In the records below, take the line containing "Transcribe this image's" and reproduce it and every subsequent line exactly, adding nothing.

● **Provided entries**:
[Start of section]

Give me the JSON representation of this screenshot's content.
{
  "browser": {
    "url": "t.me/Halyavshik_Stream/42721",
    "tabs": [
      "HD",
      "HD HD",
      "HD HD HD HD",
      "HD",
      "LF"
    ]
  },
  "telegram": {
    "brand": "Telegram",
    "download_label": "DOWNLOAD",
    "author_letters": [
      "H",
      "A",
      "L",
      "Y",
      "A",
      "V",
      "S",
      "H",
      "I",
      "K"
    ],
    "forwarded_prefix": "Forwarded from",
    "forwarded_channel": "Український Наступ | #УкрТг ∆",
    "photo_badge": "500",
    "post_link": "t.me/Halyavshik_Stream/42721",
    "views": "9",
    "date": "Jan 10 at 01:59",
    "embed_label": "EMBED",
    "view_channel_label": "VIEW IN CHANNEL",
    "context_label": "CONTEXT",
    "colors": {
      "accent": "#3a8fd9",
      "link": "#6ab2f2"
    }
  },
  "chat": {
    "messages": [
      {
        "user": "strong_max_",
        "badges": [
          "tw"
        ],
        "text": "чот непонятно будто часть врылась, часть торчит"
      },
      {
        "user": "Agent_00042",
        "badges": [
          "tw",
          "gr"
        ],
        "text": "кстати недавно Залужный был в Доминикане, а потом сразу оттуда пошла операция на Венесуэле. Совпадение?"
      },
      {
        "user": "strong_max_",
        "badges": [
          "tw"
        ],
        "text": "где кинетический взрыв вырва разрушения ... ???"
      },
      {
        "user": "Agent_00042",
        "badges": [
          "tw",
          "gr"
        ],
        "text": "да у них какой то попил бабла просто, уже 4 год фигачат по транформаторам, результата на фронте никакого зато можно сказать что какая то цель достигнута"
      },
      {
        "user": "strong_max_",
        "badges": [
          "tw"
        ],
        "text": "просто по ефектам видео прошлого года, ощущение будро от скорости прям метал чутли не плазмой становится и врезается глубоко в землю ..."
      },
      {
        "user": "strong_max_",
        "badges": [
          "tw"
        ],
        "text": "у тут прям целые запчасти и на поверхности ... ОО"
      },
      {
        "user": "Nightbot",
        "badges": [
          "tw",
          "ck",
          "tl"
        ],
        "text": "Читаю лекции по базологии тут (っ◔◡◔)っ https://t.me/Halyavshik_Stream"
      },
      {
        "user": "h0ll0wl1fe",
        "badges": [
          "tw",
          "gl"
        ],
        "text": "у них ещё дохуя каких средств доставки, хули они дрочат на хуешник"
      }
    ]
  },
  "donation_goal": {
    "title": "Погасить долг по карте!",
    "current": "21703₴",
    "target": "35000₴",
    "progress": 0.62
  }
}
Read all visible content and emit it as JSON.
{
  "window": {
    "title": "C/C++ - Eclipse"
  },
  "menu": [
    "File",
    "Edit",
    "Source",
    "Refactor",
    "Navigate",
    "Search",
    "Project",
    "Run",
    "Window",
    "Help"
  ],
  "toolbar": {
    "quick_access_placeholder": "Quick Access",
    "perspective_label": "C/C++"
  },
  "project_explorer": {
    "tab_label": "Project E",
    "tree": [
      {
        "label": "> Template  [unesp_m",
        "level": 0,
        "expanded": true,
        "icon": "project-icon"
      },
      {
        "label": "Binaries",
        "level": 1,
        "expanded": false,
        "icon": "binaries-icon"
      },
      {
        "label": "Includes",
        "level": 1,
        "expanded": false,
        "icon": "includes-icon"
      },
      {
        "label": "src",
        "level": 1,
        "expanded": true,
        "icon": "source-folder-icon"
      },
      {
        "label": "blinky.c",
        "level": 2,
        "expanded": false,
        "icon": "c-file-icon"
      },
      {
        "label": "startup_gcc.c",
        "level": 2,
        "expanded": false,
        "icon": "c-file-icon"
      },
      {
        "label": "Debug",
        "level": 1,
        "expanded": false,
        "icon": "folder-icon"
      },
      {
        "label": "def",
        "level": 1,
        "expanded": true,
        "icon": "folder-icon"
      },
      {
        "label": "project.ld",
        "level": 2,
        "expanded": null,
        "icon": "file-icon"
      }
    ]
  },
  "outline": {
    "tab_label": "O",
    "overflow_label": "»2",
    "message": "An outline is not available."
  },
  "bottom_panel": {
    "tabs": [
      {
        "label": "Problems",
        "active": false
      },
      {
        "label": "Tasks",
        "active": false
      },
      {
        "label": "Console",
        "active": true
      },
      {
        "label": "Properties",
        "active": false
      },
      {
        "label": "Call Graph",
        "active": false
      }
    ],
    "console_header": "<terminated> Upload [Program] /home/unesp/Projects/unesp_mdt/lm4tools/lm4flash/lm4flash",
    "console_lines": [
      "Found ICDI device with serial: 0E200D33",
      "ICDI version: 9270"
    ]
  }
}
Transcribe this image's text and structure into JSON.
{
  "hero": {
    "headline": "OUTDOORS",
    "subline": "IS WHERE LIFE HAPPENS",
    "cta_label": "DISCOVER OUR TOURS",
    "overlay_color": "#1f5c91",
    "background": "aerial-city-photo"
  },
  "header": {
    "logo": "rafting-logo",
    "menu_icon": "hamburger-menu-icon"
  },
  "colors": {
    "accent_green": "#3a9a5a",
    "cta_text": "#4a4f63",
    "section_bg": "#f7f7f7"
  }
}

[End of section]

● **Output of the task**:
Transcribe this image's text and structure into JSON.
{
  "hero": {
    "headline": "OUTDOORS",
    "subline": "IS WHERE LIFE HAPPENS",
    "cta_label": "DISCOVER OUR TOURS",
    "overlay_color": "#1f5c91",
    "background": "aerial-city-photo"
  },
  "header": {
    "logo": "rafting-logo",
    "menu_icon": "hamburger-menu-icon"
  },
  "colors": {
    "accent_green": "#3a9a5a",
    "cta_text": "#4a4f63",
    "section_bg": "#f7f7f7"
  }
}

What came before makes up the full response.